Write out the records in full and without alteration, setting aside their pictures.
(Task material begins)
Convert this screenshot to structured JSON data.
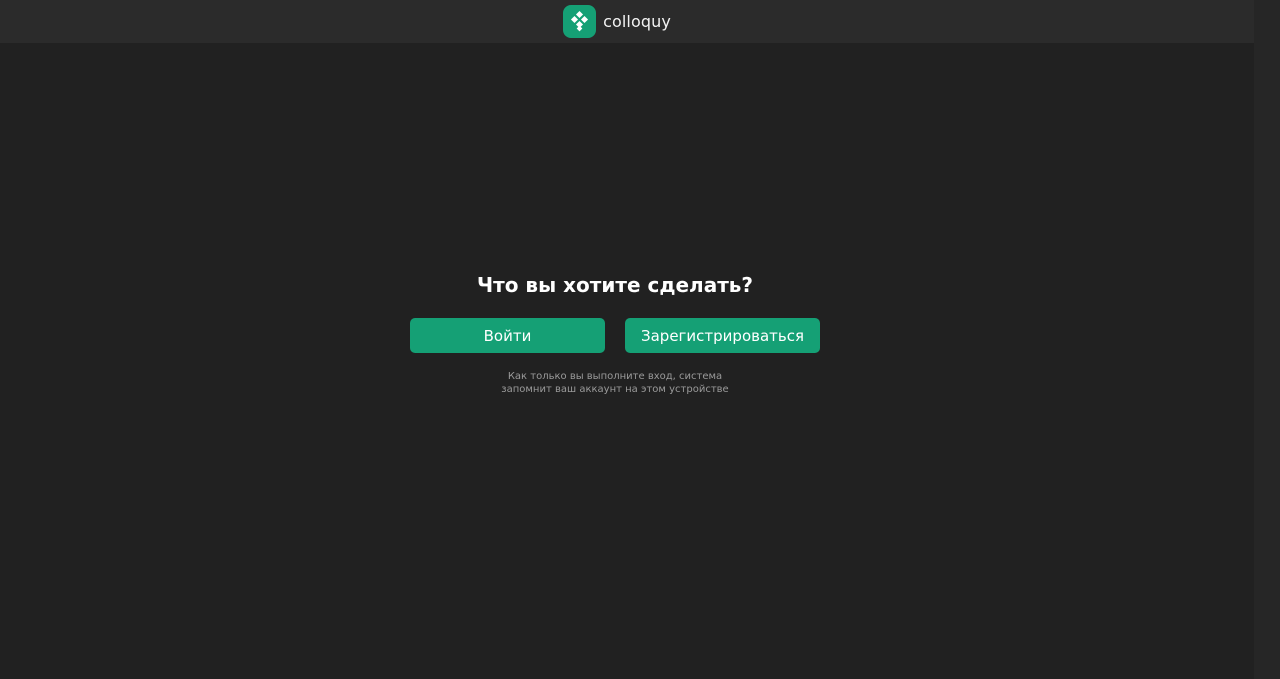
{
  "colors": {
    "background": "#212121",
    "topbar": "#2b2b2b",
    "accent": "#15a075",
    "title_text": "#ffffff",
    "note_text": "#9a9a9a"
  },
  "header": {
    "logo_icon": "diamond-grid-logo-icon",
    "brand_name": "colloquy"
  },
  "main": {
    "title": "Что вы хотите сделать?",
    "login_button": "Войти",
    "register_button": "Зарегистрироваться",
    "note_line1": "Как только вы выполните вход, система",
    "note_line2": "запомнит ваш аккаунт на этом устройстве"
  }
}
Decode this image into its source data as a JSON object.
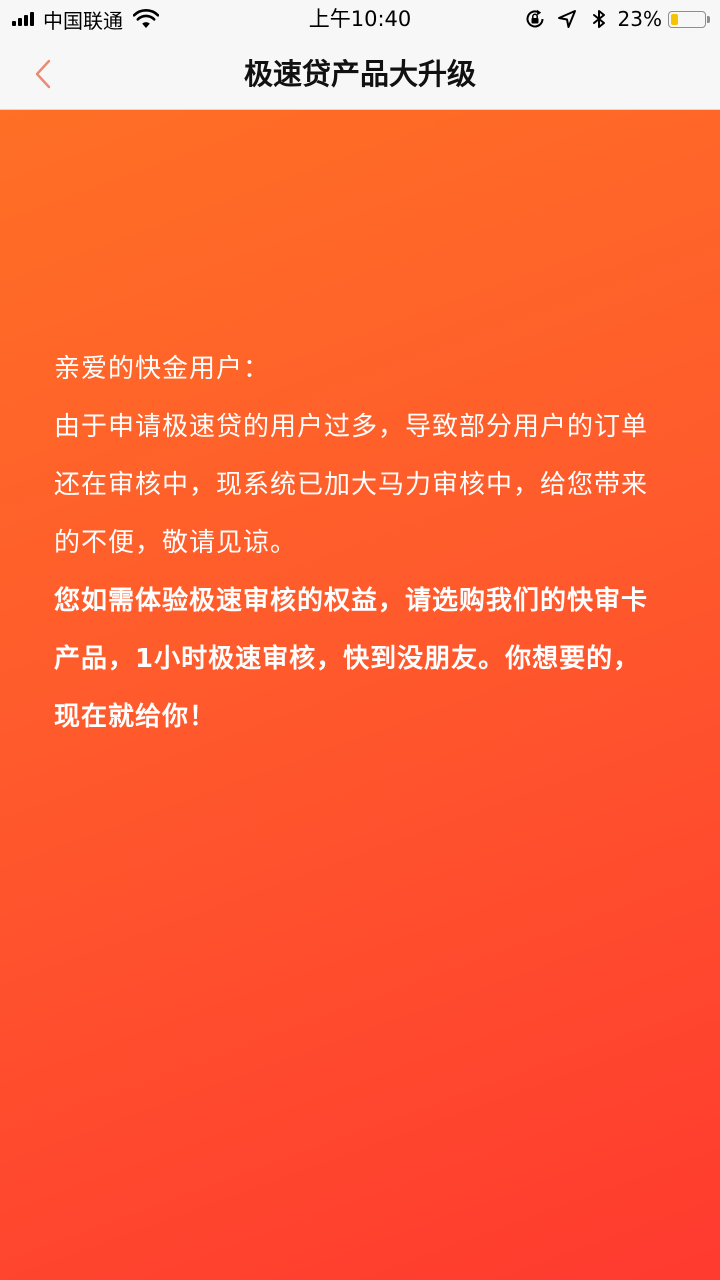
{
  "status_bar": {
    "carrier": "中国联通",
    "time": "上午10:40",
    "battery_percent": "23%",
    "battery_level": 0.23
  },
  "nav": {
    "title": "极速贷产品大升级",
    "back_icon": "chevron-left-icon"
  },
  "message": {
    "greeting": "亲爱的快金用户：",
    "notice": "由于申请极速贷的用户过多，导致部分用户的订单还在审核中，现系统已加大马力审核中，给您带来的不便，敬请见谅。",
    "promo": "您如需体验极速审核的权益，请选购我们的快审卡产品，1小时极速审核，快到没朋友。你想要的，现在就给你！"
  },
  "colors": {
    "gradient_start": "#ff6f25",
    "gradient_end": "#ff3a2f",
    "back_icon": "#e98b72"
  }
}
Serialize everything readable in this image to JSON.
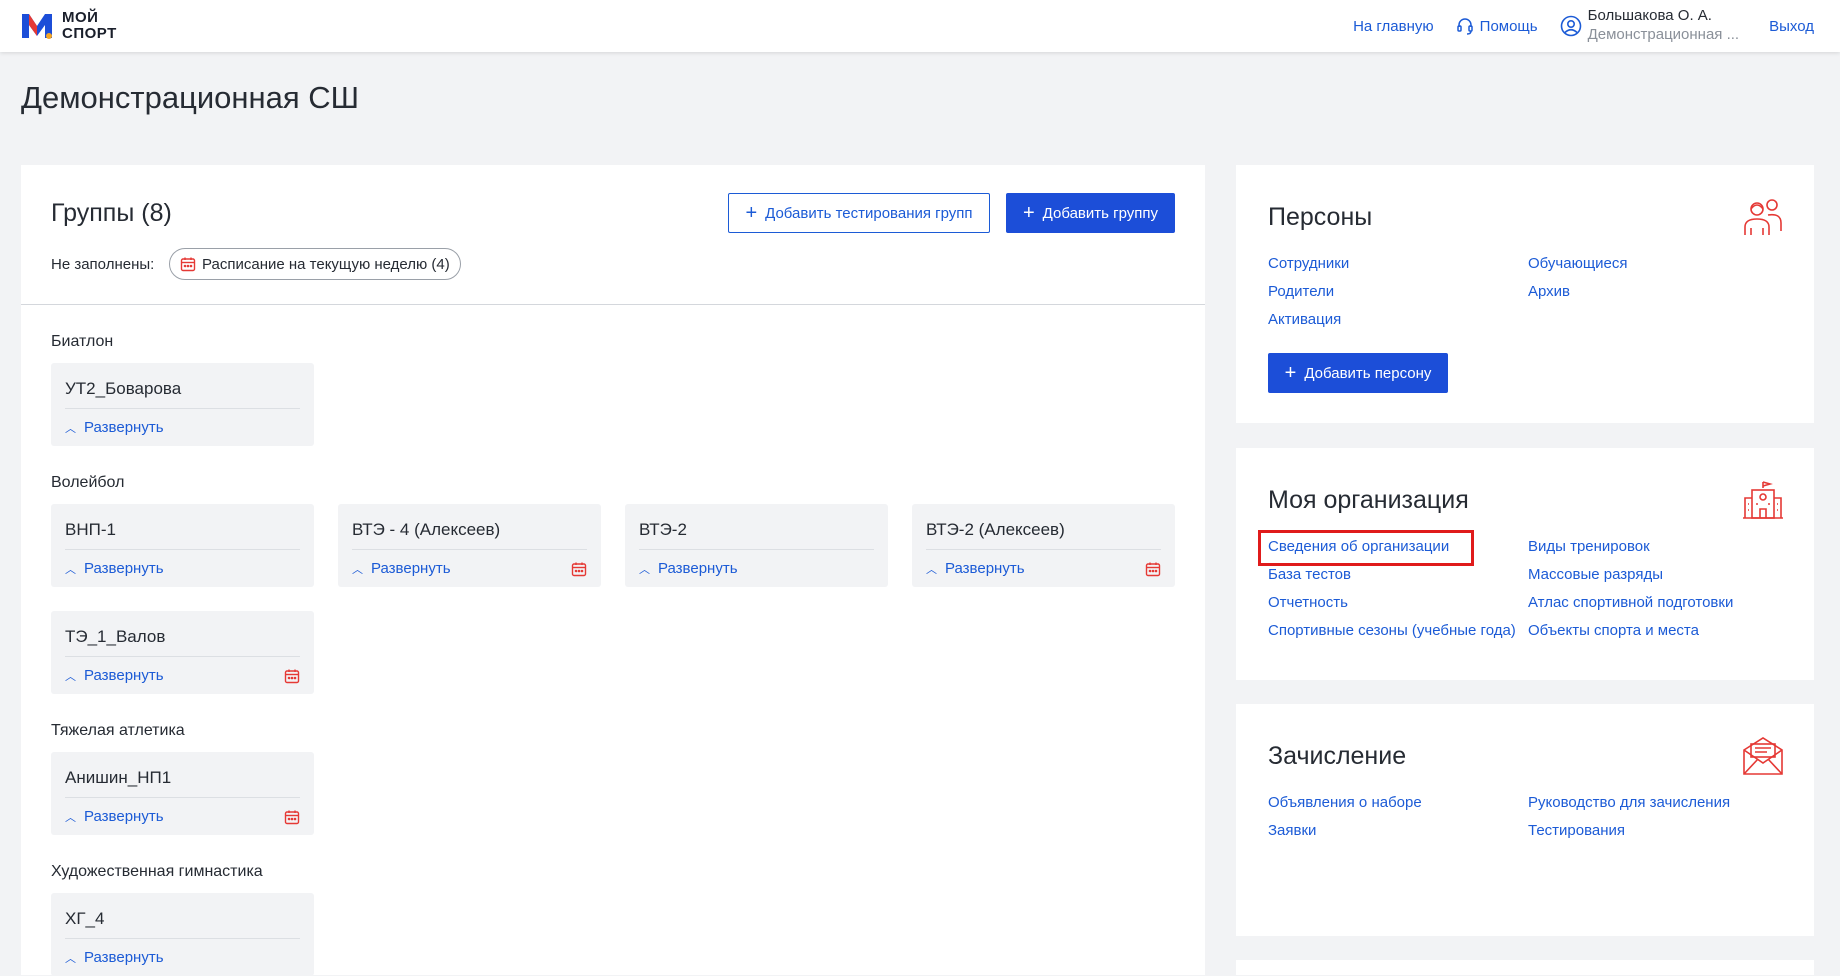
{
  "header": {
    "logo_line1": "МОЙ",
    "logo_line2": "СПОРТ",
    "home_link": "На главную",
    "help_link": "Помощь",
    "user_name": "Большакова О. А.",
    "user_org": "Демонстрационная ...",
    "logout_link": "Выход"
  },
  "page_title": "Демонстрационная СШ",
  "groups": {
    "title": "Группы (8)",
    "add_testing_label": "Добавить тестирования групп",
    "add_group_label": "Добавить группу",
    "unfilled_label": "Не заполнены:",
    "chip_label": "Расписание на текущую неделю (4)",
    "expand_label": "Развернуть",
    "sports": [
      {
        "name": "Биатлон",
        "groups": [
          {
            "name": "УТ2_Боварова",
            "calendar": false
          }
        ]
      },
      {
        "name": "Волейбол",
        "groups": [
          {
            "name": "ВНП-1",
            "calendar": false
          },
          {
            "name": "ВТЭ - 4 (Алексеев)",
            "calendar": true
          },
          {
            "name": "ВТЭ-2",
            "calendar": false
          },
          {
            "name": "ВТЭ-2 (Алексеев)",
            "calendar": true
          },
          {
            "name": "ТЭ_1_Валов",
            "calendar": true
          }
        ]
      },
      {
        "name": "Тяжелая атлетика",
        "groups": [
          {
            "name": "Анишин_НП1",
            "calendar": true
          }
        ]
      },
      {
        "name": "Художественная гимнастика",
        "groups": [
          {
            "name": "ХГ_4",
            "calendar": false
          }
        ]
      }
    ]
  },
  "persons": {
    "title": "Персоны",
    "links": [
      "Сотрудники",
      "Обучающиеся",
      "Родители",
      "Архив",
      "Активация"
    ],
    "add_person_label": "Добавить персону"
  },
  "organization": {
    "title": "Моя организация",
    "links": [
      "Сведения об организации",
      "Виды тренировок",
      "База тестов",
      "Массовые разряды",
      "Отчетность",
      "Атлас спортивной подготовки",
      "Спортивные сезоны (учебные года)",
      "Объекты спорта и места"
    ]
  },
  "enrollment": {
    "title": "Зачисление",
    "links": [
      "Объявления о наборе",
      "Руководство для зачисления",
      "Заявки",
      "Тестирования"
    ]
  },
  "colors": {
    "accent": "#1c5bd6",
    "primary_button": "#1c4ed8",
    "icon_red": "#e53935",
    "highlight": "#e01b1b"
  }
}
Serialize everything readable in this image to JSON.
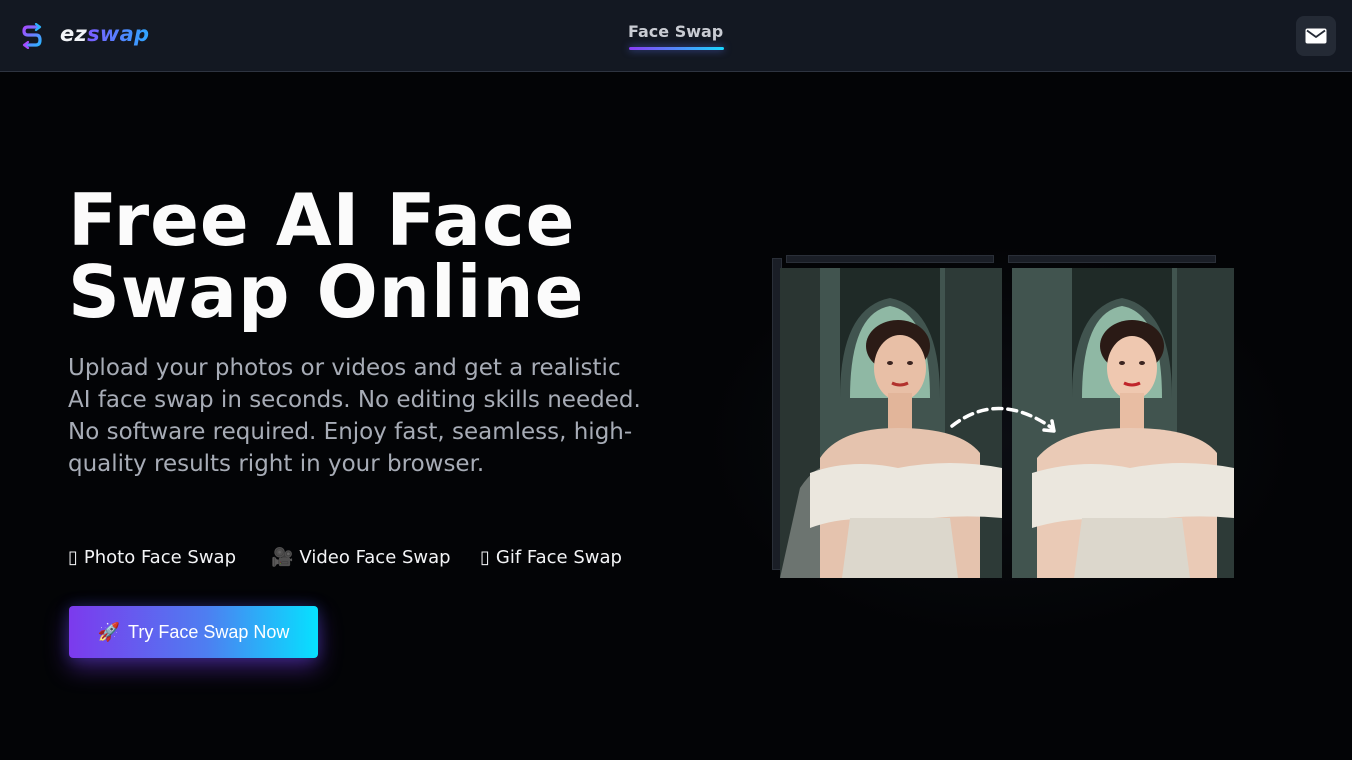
{
  "brand": {
    "name_part1": "ez",
    "name_part2": "swap"
  },
  "nav": {
    "active_tab": "Face Swap",
    "mail_icon": "mail-icon"
  },
  "hero": {
    "title": "Free AI Face Swap Online",
    "description": "Upload your photos or videos and get a realistic AI face swap in seconds. No editing skills needed. No software required. Enjoy fast, seamless, high-quality results right in your browser.",
    "features": [
      {
        "icon": "▯",
        "label": "Photo Face Swap"
      },
      {
        "icon": "🎥",
        "label": "Video Face Swap"
      },
      {
        "icon": "▯",
        "label": "Gif Face Swap"
      }
    ],
    "cta_label": "Try Face Swap Now",
    "cta_icon": "🚀"
  },
  "preview": {
    "source_image_name": "original-portrait",
    "result_image_name": "swapped-portrait",
    "arrow_icon": "swap-arrow-icon"
  },
  "colors": {
    "accent_start": "#7c3aed",
    "accent_end": "#06e1ff",
    "background": "#030406",
    "navbar": "#131822"
  }
}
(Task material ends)
* **Task output**
Convert this screenshot to structured JSON data.
{
  "colors": {
    "background": "#212121",
    "topbar": "#2b2b2b",
    "accent": "#15a075",
    "title_text": "#ffffff",
    "note_text": "#9a9a9a"
  },
  "header": {
    "logo_icon": "diamond-grid-logo-icon",
    "brand_name": "colloquy"
  },
  "main": {
    "title": "Что вы хотите сделать?",
    "login_button": "Войти",
    "register_button": "Зарегистрироваться",
    "note_line1": "Как только вы выполните вход, система",
    "note_line2": "запомнит ваш аккаунт на этом устройстве"
  }
}
Decode this image into its source data as a JSON object.
{
  "status_bar": {
    "carrier": "中国联通",
    "time": "上午10:40",
    "battery_percent": "23%",
    "battery_level": 0.23
  },
  "nav": {
    "title": "极速贷产品大升级",
    "back_icon": "chevron-left-icon"
  },
  "message": {
    "greeting": "亲爱的快金用户：",
    "notice": "由于申请极速贷的用户过多，导致部分用户的订单还在审核中，现系统已加大马力审核中，给您带来的不便，敬请见谅。",
    "promo": "您如需体验极速审核的权益，请选购我们的快审卡产品，1小时极速审核，快到没朋友。你想要的，现在就给你！"
  },
  "colors": {
    "gradient_start": "#ff6f25",
    "gradient_end": "#ff3a2f",
    "back_icon": "#e98b72"
  }
}
Serialize everything readable in this image to JSON.
{
  "header": {
    "logo_line1": "МОЙ",
    "logo_line2": "СПОРТ",
    "home_link": "На главную",
    "help_link": "Помощь",
    "user_name": "Большакова О. А.",
    "user_org": "Демонстрационная ...",
    "logout_link": "Выход"
  },
  "page_title": "Демонстрационная СШ",
  "groups": {
    "title": "Группы (8)",
    "add_testing_label": "Добавить тестирования групп",
    "add_group_label": "Добавить группу",
    "unfilled_label": "Не заполнены:",
    "chip_label": "Расписание на текущую неделю (4)",
    "expand_label": "Развернуть",
    "sports": [
      {
        "name": "Биатлон",
        "groups": [
          {
            "name": "УТ2_Боварова",
            "calendar": false
          }
        ]
      },
      {
        "name": "Волейбол",
        "groups": [
          {
            "name": "ВНП-1",
            "calendar": false
          },
          {
            "name": "ВТЭ - 4 (Алексеев)",
            "calendar": true
          },
          {
            "name": "ВТЭ-2",
            "calendar": false
          },
          {
            "name": "ВТЭ-2 (Алексеев)",
            "calendar": true
          },
          {
            "name": "ТЭ_1_Валов",
            "calendar": true
          }
        ]
      },
      {
        "name": "Тяжелая атлетика",
        "groups": [
          {
            "name": "Анишин_НП1",
            "calendar": true
          }
        ]
      },
      {
        "name": "Художественная гимнастика",
        "groups": [
          {
            "name": "ХГ_4",
            "calendar": false
          }
        ]
      }
    ]
  },
  "persons": {
    "title": "Персоны",
    "links": [
      "Сотрудники",
      "Обучающиеся",
      "Родители",
      "Архив",
      "Активация"
    ],
    "add_person_label": "Добавить персону"
  },
  "organization": {
    "title": "Моя организация",
    "links": [
      "Сведения об организации",
      "Виды тренировок",
      "База тестов",
      "Массовые разряды",
      "Отчетность",
      "Атлас спортивной подготовки",
      "Спортивные сезоны (учебные года)",
      "Объекты спорта и места"
    ]
  },
  "enrollment": {
    "title": "Зачисление",
    "links": [
      "Объявления о наборе",
      "Руководство для зачисления",
      "Заявки",
      "Тестирования"
    ]
  },
  "colors": {
    "accent": "#1c5bd6",
    "primary_button": "#1c4ed8",
    "icon_red": "#e53935",
    "highlight": "#e01b1b"
  }
}
Serialize everything readable in this image to JSON.
{
  "brand": {
    "name_part1": "ez",
    "name_part2": "swap"
  },
  "nav": {
    "active_tab": "Face Swap",
    "mail_icon": "mail-icon"
  },
  "hero": {
    "title": "Free AI Face Swap Online",
    "description": "Upload your photos or videos and get a realistic AI face swap in seconds. No editing skills needed. No software required. Enjoy fast, seamless, high-quality results right in your browser.",
    "features": [
      {
        "icon": "▯",
        "label": "Photo Face Swap"
      },
      {
        "icon": "🎥",
        "label": "Video Face Swap"
      },
      {
        "icon": "▯",
        "label": "Gif Face Swap"
      }
    ],
    "cta_label": "Try Face Swap Now",
    "cta_icon": "🚀"
  },
  "preview": {
    "source_image_name": "original-portrait",
    "result_image_name": "swapped-portrait",
    "arrow_icon": "swap-arrow-icon"
  },
  "colors": {
    "accent_start": "#7c3aed",
    "accent_end": "#06e1ff",
    "background": "#030406",
    "navbar": "#131822"
  }
}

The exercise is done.